  • Round four: natural resources are rare… and they cost a fortune! Today, I got gas and electricity utility bills at the same time today. Boom, strike! Natural resources are valuable because they are scarce, because many people do not have access to them and because, what the hell, they cost an arm and a leg. That’s why, since my kids have had the use of reason (and skilled fingers to flip switches), I nag at them by urging them to use them responsibly: “Turn off the tap” and “Turn off the light” are my two favorite hits from the album “Nowhere Like Home”. In the end, they get it: Emma already turns off the lights I left on.
  • Coup de grâce: take care of the Planet or the Planet will exterminate you. And if they have not understood anything about the above, we always have to face them with the harsh reality.  Yes, even if it’s hurtful, but the sooner you know that the better: if we don’t take care of the Earth, we are doomed to self-destruction. (How do you explain that to 5- and 6-year-olds?) Anyway, sometimes, with important matters, you have to smooth them a little.

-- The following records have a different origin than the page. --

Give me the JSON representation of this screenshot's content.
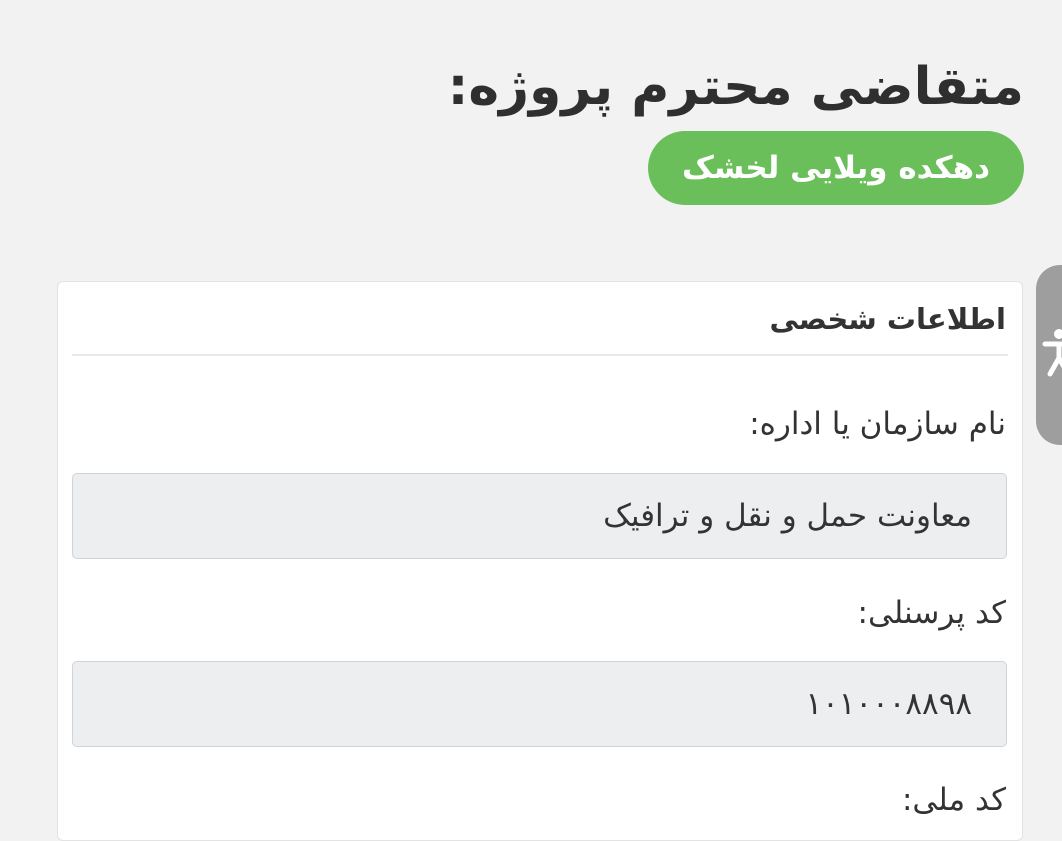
{
  "header": {
    "title": "متقاضی محترم پروژه:",
    "project_name": "دهکده ویلایی لخشک"
  },
  "personal_info": {
    "heading": "اطلاعات شخصی",
    "organization": {
      "label": "نام سازمان یا اداره:",
      "value": "معاونت حمل و نقل و ترافیک"
    },
    "personnel_code": {
      "label": "کد پرسنلی:",
      "value": "۱۰۱۰۰۰۸۸۹۸"
    },
    "national_code": {
      "label": "کد ملی:"
    }
  },
  "accessibility": {
    "icon": "accessibility-person-icon"
  },
  "colors": {
    "accent_green": "#6abf5a",
    "page_background": "#f2f2f2",
    "input_background": "#eceeef",
    "side_tab": "#9e9e9e"
  }
}
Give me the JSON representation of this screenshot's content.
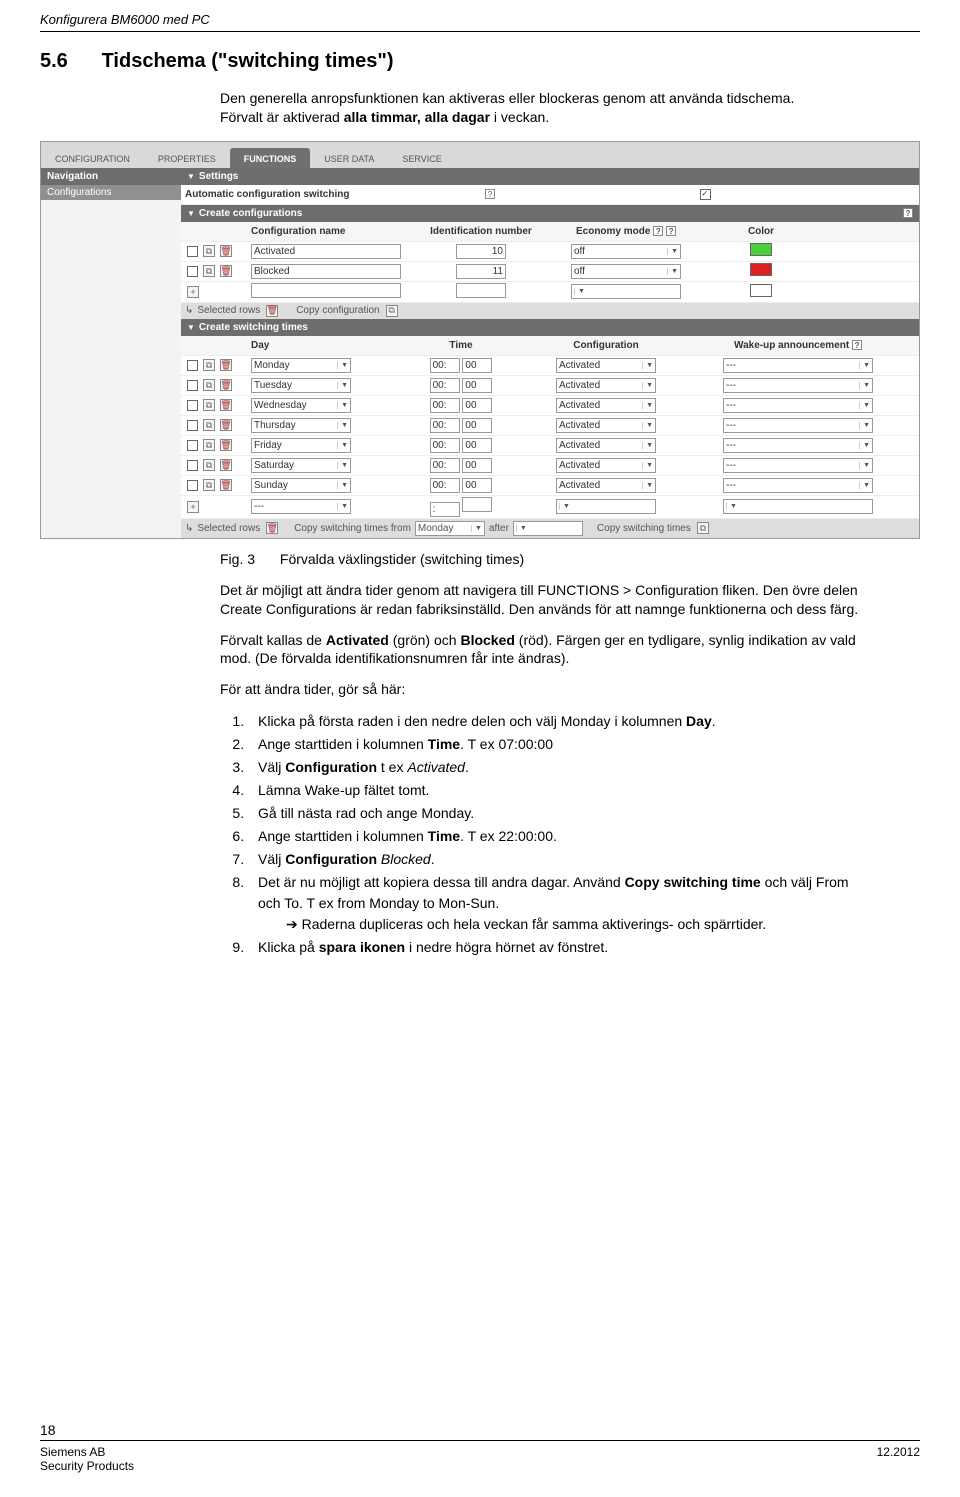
{
  "header": {
    "title": "Konfigurera BM6000 med PC"
  },
  "section": {
    "number": "5.6",
    "title": "Tidschema (\"switching times\")"
  },
  "intro": "Den generella anropsfunktionen kan aktiveras eller blockeras genom att använda tidschema. Förvalt är aktiverad alla timmar, alla dagar i veckan.",
  "ui": {
    "tabs": [
      "CONFIGURATION",
      "PROPERTIES",
      "FUNCTIONS",
      "USER DATA",
      "SERVICE"
    ],
    "active_tab": "FUNCTIONS",
    "sidebar": {
      "title": "Navigation",
      "items": [
        "Configurations"
      ]
    },
    "panels": {
      "settings": {
        "title": "Settings",
        "label": "Automatic configuration switching",
        "checked": true
      },
      "create_configs": {
        "title": "Create configurations",
        "headers": [
          "Configuration name",
          "Identification number",
          "Economy mode",
          "Color"
        ],
        "rows": [
          {
            "name": "Activated",
            "id": "10",
            "econ": "off",
            "color": "#4bcf3a"
          },
          {
            "name": "Blocked",
            "id": "11",
            "econ": "off",
            "color": "#e02020"
          },
          {
            "name": "",
            "id": "",
            "econ": "",
            "color": ""
          }
        ],
        "footer": {
          "selected": "Selected rows",
          "copy": "Copy configuration"
        }
      },
      "switching": {
        "title": "Create switching times",
        "headers": [
          "Day",
          "Time",
          "Configuration",
          "Wake-up announcement"
        ],
        "rows": [
          {
            "day": "Monday",
            "h": "00:",
            "m": "00",
            "conf": "Activated",
            "wake": "---"
          },
          {
            "day": "Tuesday",
            "h": "00:",
            "m": "00",
            "conf": "Activated",
            "wake": "---"
          },
          {
            "day": "Wednesday",
            "h": "00:",
            "m": "00",
            "conf": "Activated",
            "wake": "---"
          },
          {
            "day": "Thursday",
            "h": "00:",
            "m": "00",
            "conf": "Activated",
            "wake": "---"
          },
          {
            "day": "Friday",
            "h": "00:",
            "m": "00",
            "conf": "Activated",
            "wake": "---"
          },
          {
            "day": "Saturday",
            "h": "00:",
            "m": "00",
            "conf": "Activated",
            "wake": "---"
          },
          {
            "day": "Sunday",
            "h": "00:",
            "m": "00",
            "conf": "Activated",
            "wake": "---"
          },
          {
            "day": "---",
            "h": ":",
            "m": "",
            "conf": "",
            "wake": ""
          }
        ],
        "footer": {
          "selected": "Selected rows",
          "copy_label": "Copy switching times from",
          "from": "Monday",
          "after_label": "after",
          "after": "",
          "btn": "Copy switching times"
        }
      }
    }
  },
  "figure": {
    "number": "Fig. 3",
    "caption": "Förvalda växlingstider (switching times)"
  },
  "para1": "Det är möjligt att ändra tider genom att navigera till FUNCTIONS > Configuration fliken. Den övre delen Create Configurations är redan fabriksinställd. Den används för att namnge funktionerna och dess färg.",
  "para2_a": "Förvalt kallas de ",
  "para2_b": "Activated",
  "para2_c": " (grön) och ",
  "para2_d": "Blocked",
  "para2_e": " (röd). Färgen ger en tydligare, synlig indikation av vald mod. (De förvalda identifikationsnumren får inte ändras).",
  "para3": "För att ändra tider, gör så här:",
  "steps": [
    "Klicka på första raden i den nedre delen och välj Monday i kolumnen <b>Day</b>.",
    "Ange starttiden i kolumnen <b>Time</b>. T ex 07:00:00",
    "Välj <b>Configuration</b> t ex <i>Activated</i>.",
    "Lämna Wake-up fältet tomt.",
    "Gå till nästa rad och ange Monday.",
    "Ange starttiden i kolumnen <b>Time</b>. T ex 22:00:00.",
    "Välj <b>Configuration</b> <i>Blocked</i>.",
    "Det är nu möjligt att kopiera dessa till andra dagar. Använd <b>Copy switching time</b> och välj From och To. T ex from Monday to Mon-Sun.",
    "Klicka på <b>spara ikonen</b> i nedre högra hörnet av fönstret."
  ],
  "step8_sub": "Raderna dupliceras och hela veckan får samma aktiverings- och spärrtider.",
  "footer": {
    "page": "18",
    "left1": "Siemens AB",
    "left2": "Security Products",
    "right": "12.2012"
  }
}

I’m sure that after watching this video you are all superconscious and eager to teach the first lesson. Start with something easy: the toilet paper roll. This way, they also develop their creativity and you can keep them entertained for a while. But do it green, do it by candlelight…I don’t wish that anyone has to pay that electricity bill, even if it is my worst enemy.

I’m a mother, so I understand very well that Mother Nature is monumentally pissed off at the way we’re behaving towards her. She’ s going to exterminate us. And that’s it.
I’m a mother, so I understand very well that Mother Nature is monumentally pissed off at the way we’re behaving towards her. She’ s going to exterminate us. And that’s it.

[Total: 0   Average: 0/5]

Leave a Reply

Your email address will not be published. Required fields are marked *